How Bavaria Captured My HeartPublished on June 21, 2018
When I first booked my tickets to Germany, I got so many questioning looks and even more questioning remarks about my destination of choice. I remember my mother asking, who goes to Germany? What’s there to see anyway? Why don't you go to France instead? I had already made plans with friends and so I was going to Germany and that was that!
I was going to explore Bavaria first and foremost, with all its castles and all its fortresses (do you happen to know the difference between a Schloss and a Burg?). This part of Germany, Bavaria, had forever won my heart. When I first arrived in Berlin – a very friendly city where everyone speaks English – I thought, hey, I can do this Germany-thing with the very little German I speak! Part of my itinerary however was to attend a wedding in a small town deep, deep in the heart of Bavaria, and they don't speak English there.
From Berlin, along beautiful German highways – which are not only perfectly German with straight lanes and speeding German cars, but are also lined with beautiful scenery on both sides – I began my magical trip into this country! Once in Bavaria, my first stop was Munich, the affluent city, to me, stood rather pale compared to the beauty of the rest of the German state of Bayern. I had a traditional Bavarian lunch at the 16thC Hofbrauhaus featuring my favorite spatzle! Bavaria is not really a vegetarian-friendly place with all the sausages, but cheese spatzle you can find anywhere and everywhere. From Munich, my trip to Franconia began, Middle Franconia to be specific. On the way, I made a stop at the beautiful city of Bamberg, which belongs in a storybook, really, with its paintings and buildings and wonderful gardens. The funny thing is that there’s a US military base close by so you see all those military people hanging out in the quiet medieval Bamberg.
The longer you drive, the more different German begins to sound. The Franken have quite a special accent, so if you do speak the language, don't worry if you don’t get what they say. It’s a very special and very musical dialect, closer to Austrian German than to German-German, at least to my non-native speaking ears. Once in Middle Franconia and once acquainted with the Ts that sound like Ds and Bs that sound like Ps, you can start at the star of the show: Nürnberg. Nürnberg is a city rich in history and culture and is where the Nürnberg trials took place. The city is also where one of the most famous Christmas markets in the world is located. The pretty little old buildings are still quite a sight to feast on after a trip to the humbling Cathedral and a very dense but very important visit to the Documentation Center located on the Nazi Party Rally Grounds. There is a charming fountain, the Schöner Brunnen in Nürnberg, that is said to bring luck if you spin the brass rings - that’s if you could spot them or reach them if you are as short as I am. Moving on from Nürnberg, as the cities turned to towns and the towns turned to villages, I finally arrived at my destination: a village within the municipality of Kirchensittenbach (home to the Hohenstein castle).
The quaint village of Dietershofen is intimate beyond belief.

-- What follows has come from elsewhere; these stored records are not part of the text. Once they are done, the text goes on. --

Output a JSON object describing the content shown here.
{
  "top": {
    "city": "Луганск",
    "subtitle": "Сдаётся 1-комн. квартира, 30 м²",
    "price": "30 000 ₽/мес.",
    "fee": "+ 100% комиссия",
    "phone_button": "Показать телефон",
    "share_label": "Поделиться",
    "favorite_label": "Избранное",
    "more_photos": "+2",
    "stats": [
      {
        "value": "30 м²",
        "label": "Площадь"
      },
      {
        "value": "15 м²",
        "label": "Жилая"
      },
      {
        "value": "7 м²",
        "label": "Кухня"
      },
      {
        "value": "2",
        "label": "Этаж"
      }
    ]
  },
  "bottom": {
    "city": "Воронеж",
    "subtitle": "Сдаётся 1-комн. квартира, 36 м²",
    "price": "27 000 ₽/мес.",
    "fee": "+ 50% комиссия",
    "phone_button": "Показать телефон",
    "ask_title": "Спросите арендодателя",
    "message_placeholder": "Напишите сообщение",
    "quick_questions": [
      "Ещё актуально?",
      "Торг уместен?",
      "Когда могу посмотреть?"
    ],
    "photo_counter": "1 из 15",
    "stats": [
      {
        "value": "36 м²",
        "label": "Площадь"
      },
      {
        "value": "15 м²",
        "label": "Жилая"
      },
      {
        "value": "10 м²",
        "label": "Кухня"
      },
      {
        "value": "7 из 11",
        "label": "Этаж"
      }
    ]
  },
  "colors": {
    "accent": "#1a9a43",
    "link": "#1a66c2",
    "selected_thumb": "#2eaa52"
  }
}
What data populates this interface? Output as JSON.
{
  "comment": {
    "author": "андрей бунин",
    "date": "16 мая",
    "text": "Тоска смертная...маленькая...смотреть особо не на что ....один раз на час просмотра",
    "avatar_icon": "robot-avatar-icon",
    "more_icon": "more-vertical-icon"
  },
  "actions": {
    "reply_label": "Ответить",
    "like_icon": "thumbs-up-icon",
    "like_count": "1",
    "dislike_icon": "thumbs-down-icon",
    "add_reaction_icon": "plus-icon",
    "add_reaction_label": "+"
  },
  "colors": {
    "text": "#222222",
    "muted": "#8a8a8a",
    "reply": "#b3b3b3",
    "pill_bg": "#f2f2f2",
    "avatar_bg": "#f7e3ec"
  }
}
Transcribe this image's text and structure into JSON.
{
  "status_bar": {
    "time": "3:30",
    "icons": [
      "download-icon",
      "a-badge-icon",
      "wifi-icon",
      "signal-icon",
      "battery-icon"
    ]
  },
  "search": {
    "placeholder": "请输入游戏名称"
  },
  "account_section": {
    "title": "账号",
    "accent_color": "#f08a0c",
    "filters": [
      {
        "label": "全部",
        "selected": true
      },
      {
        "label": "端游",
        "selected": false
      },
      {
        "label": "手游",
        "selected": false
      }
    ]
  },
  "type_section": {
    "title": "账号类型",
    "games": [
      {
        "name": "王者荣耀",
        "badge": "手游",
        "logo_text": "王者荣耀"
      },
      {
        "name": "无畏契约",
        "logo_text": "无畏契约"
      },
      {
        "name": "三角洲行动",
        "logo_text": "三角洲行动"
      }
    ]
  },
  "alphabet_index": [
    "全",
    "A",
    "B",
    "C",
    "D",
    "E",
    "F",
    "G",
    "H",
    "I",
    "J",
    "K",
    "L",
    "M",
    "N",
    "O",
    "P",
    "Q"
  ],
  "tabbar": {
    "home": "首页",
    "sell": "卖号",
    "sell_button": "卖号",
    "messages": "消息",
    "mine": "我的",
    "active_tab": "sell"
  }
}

If anyone ever tells you that Germans are cold, they haven't been to the countryside. I have never experienced warmth as I have experienced it in a family home deep, deep on German soil. While I was there for a wedding, I managed to hang around long enough to observe the people. Given that I don't speak the language, I was as equally curious about them as the locals were about the Egyptians in town. With its half-timbered houses, lack of network coverage and tightly knit community, I felt like I was taken back in time. That truly gave me a chance to take all the beauty in. In Dietershofen, sitting between two hills, I got to walk through the fields and see the deer towers. I also got to enjoy beautiful homemade apple juice and for the first time, I saw apple trees. The city girl in me was so excited to ride a tractor, help in walking the sheep and guiding them to their grazing spot - I also realized, for the first time, that sheep are born with tails…
I went for short hikes and felt the mulch beneath my feet, experienced days of summer rain and had my eyes paint beautiful moments and memorable views on the walls of my memory before leaving with a warm heart and tearful eyes back to the relative coldness of cities.